Who: Your child must be a newborn to 36 months old.

Please contact us if you’re interested in participating in our study, please contact Study Coordinator Lauren Davis by phone at 901-287-4594 or by e-mail: Lauren.davis2@lebonheur.org.

SPARK for Autism Research Study

Boston Children’s Hospital would like to invite individuals of all ages diagnosed with autism as well as their family members to join SPARK!  SPARK, sponsored by the Simons Foundation Autism Research Initiative, has the mission of speeding up research and advancing understanding of autism by building the nation’s largest autism study!    Registration and information can be found online at www.SPARKforAUTISM.org/BCH.   Individuals with autism will receive gift cards valued at up to a total of $50 for participation. By dramatically increasing the number of research participants, SPARK aims to help facilitate research that has not yet been possible.
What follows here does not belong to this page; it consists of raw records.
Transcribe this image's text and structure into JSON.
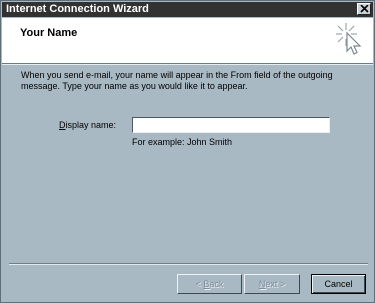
{
  "window": {
    "title": "Internet Connection Wizard"
  },
  "header": {
    "title": "Your Name",
    "icon": "wizard-wand-icon"
  },
  "body": {
    "instructions": "When you send e-mail, your name will appear in the From field of the outgoing message. Type your name as you would like it to appear.",
    "display_name_label": "Display name:",
    "display_name_value": "",
    "example_text": "For example: John Smith"
  },
  "buttons": {
    "back_arrow": "< ",
    "back_key": "B",
    "back_rest": "ack",
    "next_key": "N",
    "next_rest": "ext >",
    "cancel": "Cancel"
  },
  "colors": {
    "dialog_bg": "#a9b9c3",
    "titlebar_bg": "#323232",
    "header_bg": "#ffffff"
  }
}
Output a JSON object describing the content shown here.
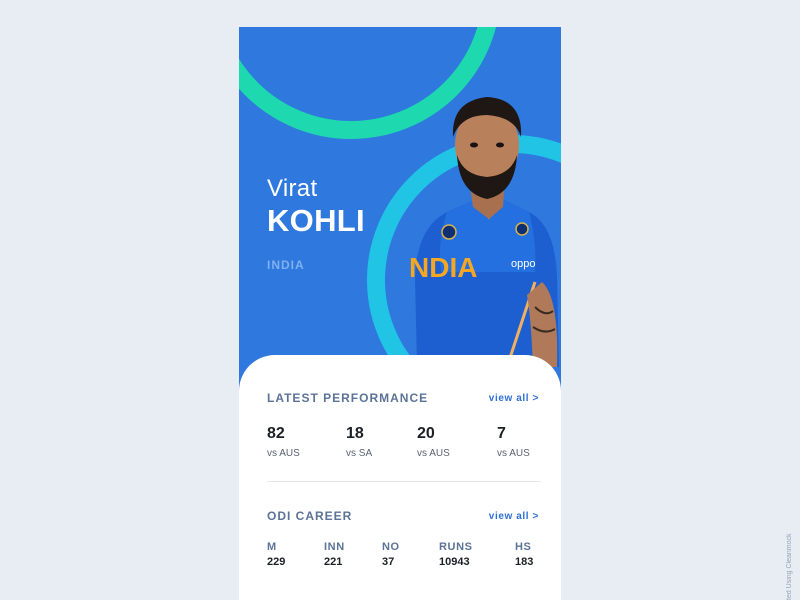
{
  "player": {
    "first_name": "Virat",
    "last_name": "KOHLI",
    "country": "INDIA",
    "jersey_text": "NDIA",
    "sponsor": "oppo"
  },
  "latest_performance": {
    "title": "LATEST PERFORMANCE",
    "view_all": "view all >",
    "items": [
      {
        "score": "82",
        "opponent": "vs AUS"
      },
      {
        "score": "18",
        "opponent": "vs SA"
      },
      {
        "score": "20",
        "opponent": "vs AUS"
      },
      {
        "score": "7",
        "opponent": "vs AUS"
      }
    ]
  },
  "odi_career": {
    "title": "ODI CAREER",
    "view_all": "view all >",
    "stats": [
      {
        "label": "M",
        "value": "229"
      },
      {
        "label": "INN",
        "value": "221"
      },
      {
        "label": "NO",
        "value": "37"
      },
      {
        "label": "RUNS",
        "value": "10943"
      },
      {
        "label": "HS",
        "value": "183"
      }
    ]
  },
  "watermark": "ted Using Cleanmock",
  "colors": {
    "card_blue": "#2f78dd",
    "ring_green": "#1ed8b0",
    "ring_cyan": "#22c4e6",
    "background": "#e8ecf3",
    "link": "#2f6fd6"
  }
}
Questions? Contact the SPARK team at Boston Children’s Hospital at: SPARK@childrens.harvard.edu or call (617) 355-8300.

The Learning Brain Study at Boston Children’s Hospital

Researchers at Boston Children’s Hospital are currently enrolling kids ages 2-12 with a diagnosis of TSC to participate in The Learning Brain Study!

In collaboration with MIT, the goal of the study is to further understand how the brain changes as it learns. By gaining insight into how the brain changes with experience, they aim to improve identification methods for children with TSC and other neurodevelopmental disorders.

Participation includes three consecutive visits (20-30min each) to the Labs of Cognitive Neuroscience at Boston Children’s Hospital. Visits will consist of safe and non-intrusive methods of brain activity measurements.

Participants receive $50 as a thank you for your time. Boston Children’s Hospital also provides free parking, childcare, and can cover travel and accommodation costs.

Please email learningbrainstudy@childrens.harvard.edu or call (617) 893-3749 for more information.




Transition Readiness survey

Dr. Amy Paller and Northwestern University/Ann & Robert H. Lurie Children’s Hospital of Chicago would like to invite you to participate in a research study on the readiness to transition to an adult model of health care. This study involves completion of an online survey and more information can be found below.

If you are a parent/caregiver of or an adolescent between 14 and 22 years old with tuberous sclerosis or another genetic chronic skin condition, please consider participating in our survey study on transition readiness.

The survey is for the adolescent to take themselves. A parent/caregiver can help the adolescent with explaining questions but cannot answer questions.

This study is Lurie Children’s IRB #2021-4393, Transition Readiness Assessment in Adolescents with Genetic Chronic Skin Disorders, Dr. Amy Paller. The content of this flier has been approved by the Lurie Children’s IRB.